→ **Dataset records**:
※ ※ ※
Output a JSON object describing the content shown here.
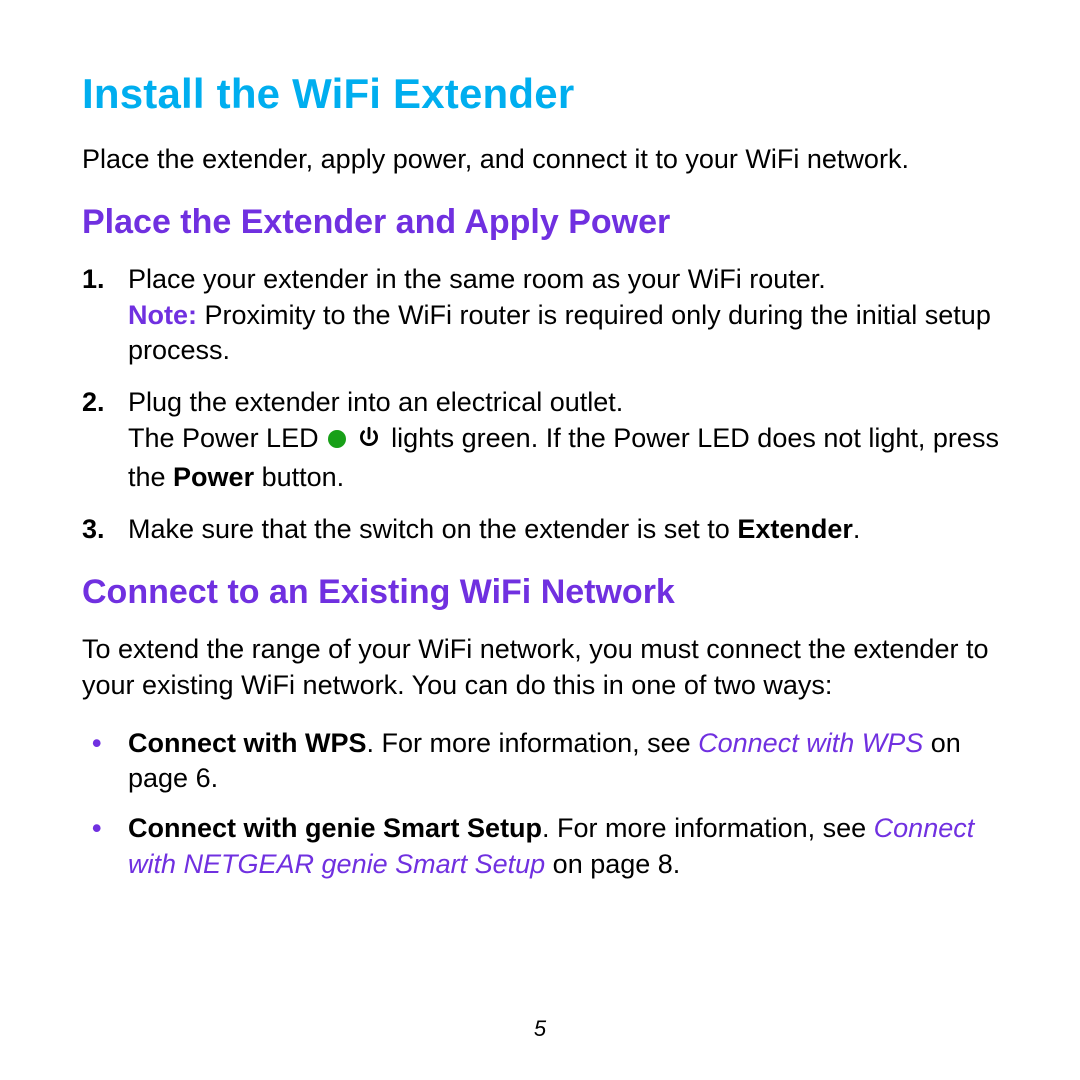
{
  "page_number": "5",
  "h1": "Install the WiFi Extender",
  "intro": "Place the extender, apply power, and connect it to your WiFi network.",
  "section1": {
    "heading": "Place the Extender and Apply Power",
    "steps": {
      "s1_line1": "Place your extender in the same room as your WiFi router.",
      "s1_note_label": "Note:",
      "s1_note_text": "  Proximity to the WiFi router is required only during the initial setup process.",
      "s2_line1": "Plug the extender into an electrical outlet.",
      "s2_led_pre": "The Power LED ",
      "s2_led_post": " lights green. If the Power LED does not light, press the ",
      "s2_power_word": "Power",
      "s2_after_power": " button.",
      "s3_pre": "Make sure that the switch on the extender is set to ",
      "s3_bold": "Extender",
      "s3_post": "."
    }
  },
  "section2": {
    "heading": "Connect to an Existing WiFi Network",
    "para": "To extend the range of your WiFi network, you must connect the extender to your existing WiFi network. You can do this in one of two ways:",
    "bullets": {
      "b1_bold": "Connect with WPS",
      "b1_mid": ". For more information, see ",
      "b1_xref": "Connect with WPS",
      "b1_tail": " on page 6.",
      "b2_bold": "Connect with genie Smart Setup",
      "b2_mid": ". For more information, see ",
      "b2_xref": "Connect with NETGEAR genie Smart Setup",
      "b2_tail": " on page 8."
    }
  },
  "icons": {
    "led_dot": "led-dot-icon",
    "power": "power-icon"
  }
}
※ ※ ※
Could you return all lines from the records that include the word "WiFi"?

→ **ANSWER BOX**:
  "h1": "Install the WiFi Extender",
  "intro": "Place the extender, apply power, and connect it to your WiFi network.",
      "s1_line1": "Place your extender in the same room as your WiFi router.",
      "s1_note_text": "  Proximity to the WiFi router is required only during the initial setup process.",
    "heading": "Connect to an Existing WiFi Network",
    "para": "To extend the range of your WiFi network, you must connect the extender to your existing WiFi network. You can do this in one of two ways:",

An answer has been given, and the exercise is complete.